Red tide lingers on Anna Maria Island, afflicts Palma Sola Causeway
The stench from thousands of rotting fish that washed ashore along Palma Sola Causeway hung heavily in the air on Monday as red tide continued to make its presence known in Manatee County. The causeway connects the barrier island with the Bradenton mainland.
Eight days after red tide hit Manatee beaches, Gov. Rick Scott declared a state of emergency Monday. Scott pledged to use all state resources to assist the seven Southwest Florida counties dealing with the noxious bloom.
“While we fight to learn more about this naturally occurring phenomenon, we will continue to deploy all state resources and do everything possible to make sure that Gulf Coast residents are safe and area businesses can recover,” Scott said in the order.
On Anna Maria Island, where county crews had scraped up most of the dead fish by early morning, the smell of red tide was more subtle.
“Today is better than yesterday, I can take two steps out of my car and not cough myself to death,” Palmetto resident Jenny Crihfield said, as she looked at half a dozen dead horseshoe crabs on the shore of Longboat Pass.
In North Lido Key in Sarasota, the red tide appeared to be worse than ever Monday afternoon.
Thousands of dead fish lined the shore for miles, and the stench of the rotten fish could be smelled all the way in downtown Sarasota. Not one person was seen swimming in the murky water for miles.
Crihfield was one of the rare beachgoers who ventured onto the shores south of Manatee Public Beach. Further north, where the effects of red tide were less severe, there were more people on the beach.
Businesses said red tide is hurting their bottom line.
“It’s been really slow. It’s horrible,” said Betty Sears of Oma’s Pizza and Italian Restaurant, 201 Gulf Drive N.
Usually Oma’s is packed on the weekend but on Sunday, the restaurant had only a handful of customers, Sears said.
Her co-worker, Kenneth Cole, was even more colorful in his description of red tide.
“It’s an act of God. It’s like something out of Exodus,” Cole said.
W. Keith Pearce, executive chef at Gulf Drive Cafe and the Kokonut Hut Raw Bar and Grill, 900 Gulf Drive N., was frustrated with the response to red tide.
“It’s the derivative of a man-made product,” Pearce said of the nutrients that make their way into Florida waterways and feed the algae blooms that some say contribute to red tide.
“I am completely blown away that this is not being treated like the response to an oil spill.
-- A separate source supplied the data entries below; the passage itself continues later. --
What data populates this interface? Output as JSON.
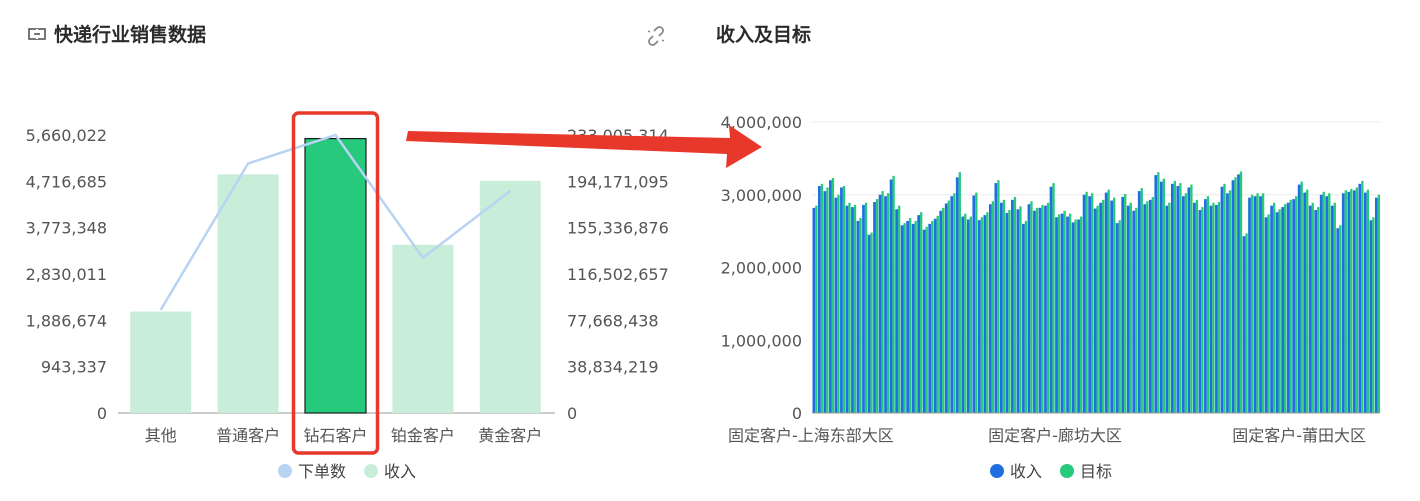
{
  "left_panel": {
    "title": "快递行业销售数据",
    "title_icon": "dataset-icon"
  },
  "link_icon": "unlink-icon",
  "right_panel": {
    "title": "收入及目标"
  },
  "colors": {
    "income_light": "#c8eed9",
    "income_highlight": "#27c97c",
    "orders_line": "#b9d3f3",
    "right_income": "#1f6fe0",
    "right_target": "#27c97c",
    "highlight_box": "#e8382b",
    "arrow": "#e8382b"
  },
  "chart_data": [
    {
      "type": "bar",
      "categories": [
        "其他",
        "普通客户",
        "钻石客户",
        "铂金客户",
        "黄金客户"
      ],
      "series": [
        {
          "name": "下单数",
          "type": "line",
          "axis": "left",
          "values": [
            2100000,
            5080000,
            5660022,
            3160000,
            4520000
          ]
        },
        {
          "name": "收入",
          "type": "bar",
          "axis": "right",
          "values": [
            85000000,
            200000000,
            230000000,
            141000000,
            194500000
          ]
        }
      ],
      "left_axis": {
        "ylim": [
          0,
          5660022
        ],
        "ticks": [
          "0",
          "943,337",
          "1,886,674",
          "2,830,011",
          "3,773,348",
          "4,716,685",
          "5,660,022"
        ]
      },
      "right_axis": {
        "ylim": [
          0,
          233005314
        ],
        "ticks": [
          "0",
          "38,834,219",
          "77,668,438",
          "116,502,657",
          "155,336,876",
          "194,171,095",
          "233,005,314"
        ]
      },
      "highlighted_category": "钻石客户",
      "legend": {
        "position": "bottom",
        "items": [
          "下单数",
          "收入"
        ]
      }
    },
    {
      "type": "bar",
      "ylim": [
        0,
        4000000
      ],
      "y_ticks": [
        "0",
        "1,000,000",
        "2,000,000",
        "3,000,000",
        "4,000,000"
      ],
      "x_tick_labels": [
        "固定客户-上海东部大区",
        "固定客户-廊坊大区",
        "固定客户-莆田大区"
      ],
      "series": [
        {
          "name": "收入",
          "values": [
            2820000,
            3120000,
            3050000,
            3200000,
            2960000,
            3100000,
            2850000,
            2830000,
            2640000,
            2860000,
            2450000,
            2900000,
            3000000,
            2980000,
            3210000,
            2800000,
            2580000,
            2640000,
            2600000,
            2720000,
            2520000,
            2600000,
            2670000,
            2780000,
            2880000,
            2980000,
            3240000,
            2700000,
            2660000,
            2990000,
            2650000,
            2720000,
            2870000,
            3160000,
            2890000,
            2750000,
            2930000,
            2800000,
            2600000,
            2870000,
            2780000,
            2820000,
            2850000,
            3110000,
            2690000,
            2740000,
            2700000,
            2620000,
            2660000,
            3000000,
            2980000,
            2810000,
            2890000,
            3030000,
            2920000,
            2610000,
            2970000,
            2850000,
            2780000,
            3050000,
            2870000,
            2930000,
            3270000,
            3180000,
            2850000,
            3150000,
            3120000,
            2980000,
            3100000,
            2890000,
            2790000,
            2940000,
            2850000,
            2860000,
            3110000,
            3020000,
            3200000,
            3280000,
            2430000,
            2960000,
            2980000,
            2980000,
            2690000,
            2850000,
            2760000,
            2830000,
            2890000,
            2940000,
            3140000,
            3030000,
            2850000,
            2790000,
            3000000,
            2980000,
            2850000,
            2540000,
            3020000,
            3040000,
            3060000,
            3150000,
            3030000,
            2650000,
            2960000
          ],
          "color": "#1f6fe0"
        },
        {
          "name": "目标",
          "values": [
            2850000,
            3150000,
            3100000,
            3230000,
            3000000,
            3120000,
            2890000,
            2860000,
            2680000,
            2890000,
            2480000,
            2940000,
            3050000,
            3020000,
            3260000,
            2850000,
            2610000,
            2680000,
            2640000,
            2760000,
            2560000,
            2640000,
            2710000,
            2820000,
            2920000,
            3020000,
            3310000,
            2740000,
            2700000,
            3030000,
            2690000,
            2760000,
            2910000,
            3200000,
            2930000,
            2790000,
            2970000,
            2840000,
            2640000,
            2910000,
            2820000,
            2860000,
            2890000,
            3160000,
            2730000,
            2780000,
            2740000,
            2660000,
            2700000,
            3040000,
            3020000,
            2850000,
            2930000,
            3070000,
            2960000,
            2650000,
            3010000,
            2890000,
            2820000,
            3090000,
            2910000,
            2970000,
            3310000,
            3220000,
            2890000,
            3190000,
            3160000,
            3020000,
            3140000,
            2930000,
            2830000,
            2980000,
            2890000,
            2900000,
            3150000,
            3060000,
            3240000,
            3320000,
            2470000,
            3000000,
            3020000,
            3020000,
            2730000,
            2890000,
            2800000,
            2870000,
            2930000,
            2980000,
            3180000,
            3070000,
            2890000,
            2830000,
            3040000,
            3020000,
            2890000,
            2580000,
            3060000,
            3080000,
            3100000,
            3190000,
            3070000,
            2690000,
            3000000
          ],
          "color": "#27c97c"
        }
      ],
      "legend": {
        "position": "bottom",
        "items": [
          "收入",
          "目标"
        ]
      }
    }
  ]
}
This is affecting our business and our future business,” Pearce said. “I am very angry about what’s happening. I think there should have been a town hall meeting here and better commuincation.”
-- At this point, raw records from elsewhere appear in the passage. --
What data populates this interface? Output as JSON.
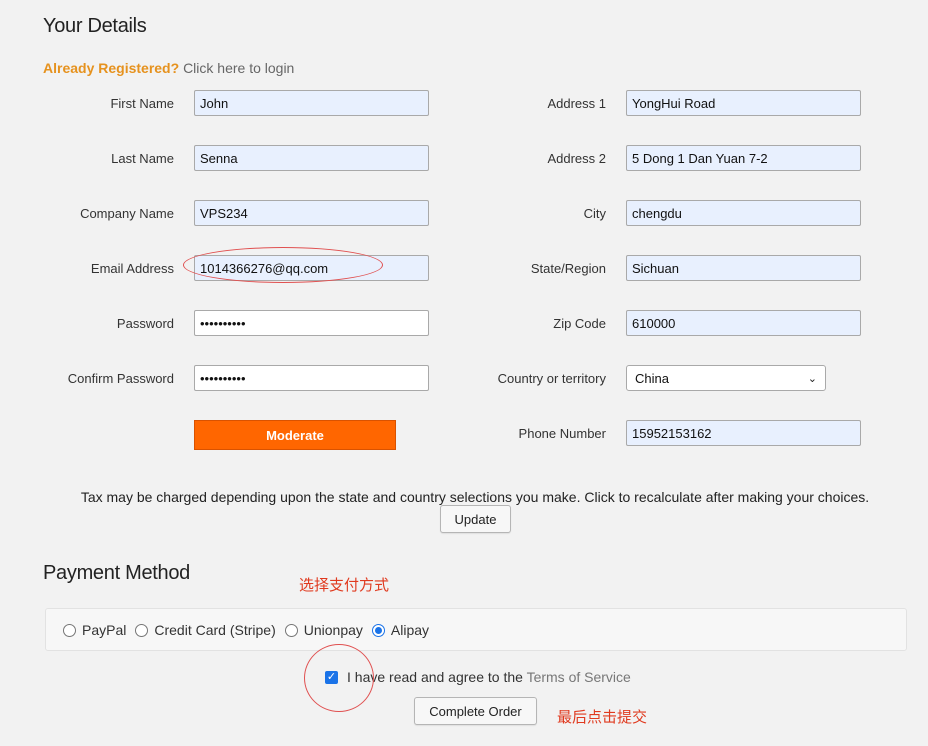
{
  "details": {
    "heading": "Your Details",
    "already_registered": "Already Registered?",
    "click_login": "Click here to login",
    "left_fields": [
      {
        "label": "First Name",
        "value": "John",
        "type": "text"
      },
      {
        "label": "Last Name",
        "value": "Senna",
        "type": "text"
      },
      {
        "label": "Company Name",
        "value": "VPS234",
        "type": "text"
      },
      {
        "label": "Email Address",
        "value": "1014366276@qq.com",
        "type": "text"
      },
      {
        "label": "Password",
        "value": "••••••••••",
        "type": "password"
      },
      {
        "label": "Confirm Password",
        "value": "••••••••••",
        "type": "password"
      }
    ],
    "right_fields": [
      {
        "label": "Address 1",
        "value": "YongHui Road"
      },
      {
        "label": "Address 2",
        "value": "5 Dong 1 Dan Yuan 7-2"
      },
      {
        "label": "City",
        "value": "chengdu"
      },
      {
        "label": "State/Region",
        "value": "Sichuan"
      },
      {
        "label": "Zip Code",
        "value": "610000"
      },
      {
        "label": "Country or territory",
        "value": "China"
      },
      {
        "label": "Phone Number",
        "value": "15952153162"
      }
    ],
    "strength_label": "Moderate",
    "tax_note": "Tax may be charged depending upon the state and country selections you make. Click to recalculate after making your choices.",
    "update_label": "Update"
  },
  "payment": {
    "heading": "Payment Method",
    "annotation_select": "选择支付方式",
    "options": [
      {
        "label": "PayPal",
        "checked": false
      },
      {
        "label": "Credit Card (Stripe)",
        "checked": false
      },
      {
        "label": "Unionpay",
        "checked": false
      },
      {
        "label": "Alipay",
        "checked": true
      }
    ],
    "agree_prefix": "I have read and agree to the",
    "terms_link": "Terms of Service",
    "complete_label": "Complete Order",
    "annotation_submit": "最后点击提交"
  },
  "colors": {
    "accent_orange": "#ff6600",
    "registered_orange": "#e6921e",
    "annotation_red": "#e03a1f",
    "radio_blue": "#1a73e8",
    "autofill_bg": "#e8f0fe"
  }
}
Carmine DeMillio, parks operation manager in Manatee County’s Property Management Department, said there were fewer dead fish to remove from Anna Maria beaches on Monday than on any of the previous seven days.
“Today was the lightest and happiest day. I don’t know if it’s because we have turned a corner or because of wind conditions. We are keeping our fingers crossed,” DeMillio said.
County crews are working from 6:30 a.m. to 7 p.m. seven days a week to keep Anna Maria Island beaches clean from Longboat Pass to Bean Point.
If there is a silver lining, it is that red tide comes at a slower time of the season when parents are putting their children back into the classroom as the new school year starts, said one gift shop worker who asked not to be identified.
Lynda Johnson of Sun City, Ariz., was visiting a friend in Manatee County on Monday.
She sat outside on a beachside deck and ate breakfast, and said that red tide wasn’t bothering her.
”I am the only person here my friend knows who comes here to avoid the heat. Back home, its 115 degrees,” Johnson said.
The National Weather Service in Ruskin issued a coastal hazard message Monday, warning of red tide hazards and possible respiratory irritation in some coastal areas of Manatee, Sarasota, Charlotte, and Lee counties.
Herald staff writer Samantha Putterman contributed to this report.